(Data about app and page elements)
##########
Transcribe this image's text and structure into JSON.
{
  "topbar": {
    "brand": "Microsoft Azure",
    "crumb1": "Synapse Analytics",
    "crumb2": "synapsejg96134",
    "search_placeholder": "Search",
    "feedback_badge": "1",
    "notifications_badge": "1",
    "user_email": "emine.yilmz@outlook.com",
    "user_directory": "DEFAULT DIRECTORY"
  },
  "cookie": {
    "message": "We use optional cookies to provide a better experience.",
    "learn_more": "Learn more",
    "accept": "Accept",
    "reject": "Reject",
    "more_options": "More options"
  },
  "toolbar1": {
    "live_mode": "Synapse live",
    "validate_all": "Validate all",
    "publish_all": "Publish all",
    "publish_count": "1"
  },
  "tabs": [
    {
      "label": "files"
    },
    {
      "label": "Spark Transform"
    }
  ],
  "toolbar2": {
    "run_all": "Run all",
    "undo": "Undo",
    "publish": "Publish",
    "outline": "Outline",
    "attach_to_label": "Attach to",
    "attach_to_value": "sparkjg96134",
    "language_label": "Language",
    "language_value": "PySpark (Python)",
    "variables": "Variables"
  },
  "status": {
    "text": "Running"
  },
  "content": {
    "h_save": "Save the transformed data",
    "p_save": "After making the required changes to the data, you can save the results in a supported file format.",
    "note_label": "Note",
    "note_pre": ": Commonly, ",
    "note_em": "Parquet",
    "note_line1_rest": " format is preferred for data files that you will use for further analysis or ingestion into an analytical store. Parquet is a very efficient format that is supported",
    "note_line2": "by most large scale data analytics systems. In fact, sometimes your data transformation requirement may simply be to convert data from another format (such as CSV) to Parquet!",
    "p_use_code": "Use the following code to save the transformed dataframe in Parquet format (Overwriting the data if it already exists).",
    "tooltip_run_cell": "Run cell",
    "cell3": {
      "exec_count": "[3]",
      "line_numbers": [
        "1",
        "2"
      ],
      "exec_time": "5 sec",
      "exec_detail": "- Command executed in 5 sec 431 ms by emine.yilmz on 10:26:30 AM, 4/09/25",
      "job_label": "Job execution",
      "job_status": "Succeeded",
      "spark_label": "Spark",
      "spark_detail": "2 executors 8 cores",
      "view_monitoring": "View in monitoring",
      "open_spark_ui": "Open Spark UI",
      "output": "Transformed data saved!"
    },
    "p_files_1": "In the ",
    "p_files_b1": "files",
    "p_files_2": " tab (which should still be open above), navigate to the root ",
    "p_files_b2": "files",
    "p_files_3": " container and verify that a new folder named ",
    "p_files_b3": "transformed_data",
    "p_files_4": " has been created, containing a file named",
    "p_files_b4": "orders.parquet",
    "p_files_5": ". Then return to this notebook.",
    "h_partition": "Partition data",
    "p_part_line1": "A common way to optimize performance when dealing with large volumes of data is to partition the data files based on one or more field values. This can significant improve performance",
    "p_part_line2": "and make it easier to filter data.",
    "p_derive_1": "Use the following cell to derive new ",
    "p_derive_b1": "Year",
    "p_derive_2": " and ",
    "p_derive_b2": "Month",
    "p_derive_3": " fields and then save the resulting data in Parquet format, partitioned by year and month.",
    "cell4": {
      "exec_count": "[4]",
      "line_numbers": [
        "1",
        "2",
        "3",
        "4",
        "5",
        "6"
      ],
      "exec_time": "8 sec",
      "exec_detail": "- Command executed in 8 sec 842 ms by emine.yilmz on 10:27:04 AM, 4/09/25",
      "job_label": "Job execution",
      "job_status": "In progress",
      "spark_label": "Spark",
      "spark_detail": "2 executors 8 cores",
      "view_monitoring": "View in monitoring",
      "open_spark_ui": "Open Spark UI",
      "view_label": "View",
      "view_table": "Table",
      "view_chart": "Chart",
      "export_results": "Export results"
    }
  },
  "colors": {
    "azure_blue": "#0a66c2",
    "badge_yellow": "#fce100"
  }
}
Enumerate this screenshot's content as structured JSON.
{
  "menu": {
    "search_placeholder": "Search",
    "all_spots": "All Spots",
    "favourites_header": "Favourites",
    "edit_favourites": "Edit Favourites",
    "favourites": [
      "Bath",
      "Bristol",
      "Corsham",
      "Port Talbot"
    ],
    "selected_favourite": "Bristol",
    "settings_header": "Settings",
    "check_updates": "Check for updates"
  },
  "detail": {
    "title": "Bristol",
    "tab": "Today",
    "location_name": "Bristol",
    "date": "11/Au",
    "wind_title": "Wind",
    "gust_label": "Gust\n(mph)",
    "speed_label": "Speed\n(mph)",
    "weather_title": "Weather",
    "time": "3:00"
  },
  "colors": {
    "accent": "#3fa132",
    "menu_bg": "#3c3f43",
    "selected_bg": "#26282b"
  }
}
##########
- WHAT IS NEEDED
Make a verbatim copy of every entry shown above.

- RESPONSE TO THE TASK
Transcribe this image's text and structure into JSON.
{
  "topbar": {
    "brand": "Microsoft Azure",
    "crumb1": "Synapse Analytics",
    "crumb2": "synapsejg96134",
    "search_placeholder": "Search",
    "feedback_badge": "1",
    "notifications_badge": "1",
    "user_email": "emine.yilmz@outlook.com",
    "user_directory": "DEFAULT DIRECTORY"
  },
  "cookie": {
    "message": "We use optional cookies to provide a better experience.",
    "learn_more": "Learn more",
    "accept": "Accept",
    "reject": "Reject",
    "more_options": "More options"
  },
  "toolbar1": {
    "live_mode": "Synapse live",
    "validate_all": "Validate all",
    "publish_all": "Publish all",
    "publish_count": "1"
  },
  "tabs": [
    {
      "label": "files"
    },
    {
      "label": "Spark Transform"
    }
  ],
  "toolbar2": {
    "run_all": "Run all",
    "undo": "Undo",
    "publish": "Publish",
    "outline": "Outline",
    "attach_to_label": "Attach to",
    "attach_to_value": "sparkjg96134",
    "language_label": "Language",
    "language_value": "PySpark (Python)",
    "variables": "Variables"
  },
  "status": {
    "text": "Running"
  },
  "content": {
    "h_save": "Save the transformed data",
    "p_save": "After making the required changes to the data, you can save the results in a supported file format.",
    "note_label": "Note",
    "note_pre": ": Commonly, ",
    "note_em": "Parquet",
    "note_line1_rest": " format is preferred for data files that you will use for further analysis or ingestion into an analytical store. Parquet is a very efficient format that is supported",
    "note_line2": "by most large scale data analytics systems. In fact, sometimes your data transformation requirement may simply be to convert data from another format (such as CSV) to Parquet!",
    "p_use_code": "Use the following code to save the transformed dataframe in Parquet format (Overwriting the data if it already exists).",
    "tooltip_run_cell": "Run cell",
    "cell3": {
      "exec_count": "[3]",
      "line_numbers": [
        "1",
        "2"
      ],
      "exec_time": "5 sec",
      "exec_detail": "- Command executed in 5 sec 431 ms by emine.yilmz on 10:26:30 AM, 4/09/25",
      "job_label": "Job execution",
      "job_status": "Succeeded",
      "spark_label": "Spark",
      "spark_detail": "2 executors 8 cores",
      "view_monitoring": "View in monitoring",
      "open_spark_ui": "Open Spark UI",
      "output": "Transformed data saved!"
    },
    "p_files_1": "In the ",
    "p_files_b1": "files",
    "p_files_2": " tab (which should still be open above), navigate to the root ",
    "p_files_b2": "files",
    "p_files_3": " container and verify that a new folder named ",
    "p_files_b3": "transformed_data",
    "p_files_4": " has been created, containing a file named",
    "p_files_b4": "orders.parquet",
    "p_files_5": ". Then return to this notebook.",
    "h_partition": "Partition data",
    "p_part_line1": "A common way to optimize performance when dealing with large volumes of data is to partition the data files based on one or more field values. This can significant improve performance",
    "p_part_line2": "and make it easier to filter data.",
    "p_derive_1": "Use the following cell to derive new ",
    "p_derive_b1": "Year",
    "p_derive_2": " and ",
    "p_derive_b2": "Month",
    "p_derive_3": " fields and then save the resulting data in Parquet format, partitioned by year and month.",
    "cell4": {
      "exec_count": "[4]",
      "line_numbers": [
        "1",
        "2",
        "3",
        "4",
        "5",
        "6"
      ],
      "exec_time": "8 sec",
      "exec_detail": "- Command executed in 8 sec 842 ms by emine.yilmz on 10:27:04 AM, 4/09/25",
      "job_label": "Job execution",
      "job_status": "In progress",
      "spark_label": "Spark",
      "spark_detail": "2 executors 8 cores",
      "view_monitoring": "View in monitoring",
      "open_spark_ui": "Open Spark UI",
      "view_label": "View",
      "view_table": "Table",
      "view_chart": "Chart",
      "export_results": "Export results"
    }
  },
  "colors": {
    "azure_blue": "#0a66c2",
    "badge_yellow": "#fce100"
  }
}
Enumerate this screenshot's content as structured JSON.
{
  "menu": {
    "search_placeholder": "Search",
    "all_spots": "All Spots",
    "favourites_header": "Favourites",
    "edit_favourites": "Edit Favourites",
    "favourites": [
      "Bath",
      "Bristol",
      "Corsham",
      "Port Talbot"
    ],
    "selected_favourite": "Bristol",
    "settings_header": "Settings",
    "check_updates": "Check for updates"
  },
  "detail": {
    "title": "Bristol",
    "tab": "Today",
    "location_name": "Bristol",
    "date": "11/Au",
    "wind_title": "Wind",
    "gust_label": "Gust\n(mph)",
    "speed_label": "Speed\n(mph)",
    "weather_title": "Weather",
    "time": "3:00"
  },
  "colors": {
    "accent": "#3fa132",
    "menu_bg": "#3c3f43",
    "selected_bg": "#26282b"
  }
}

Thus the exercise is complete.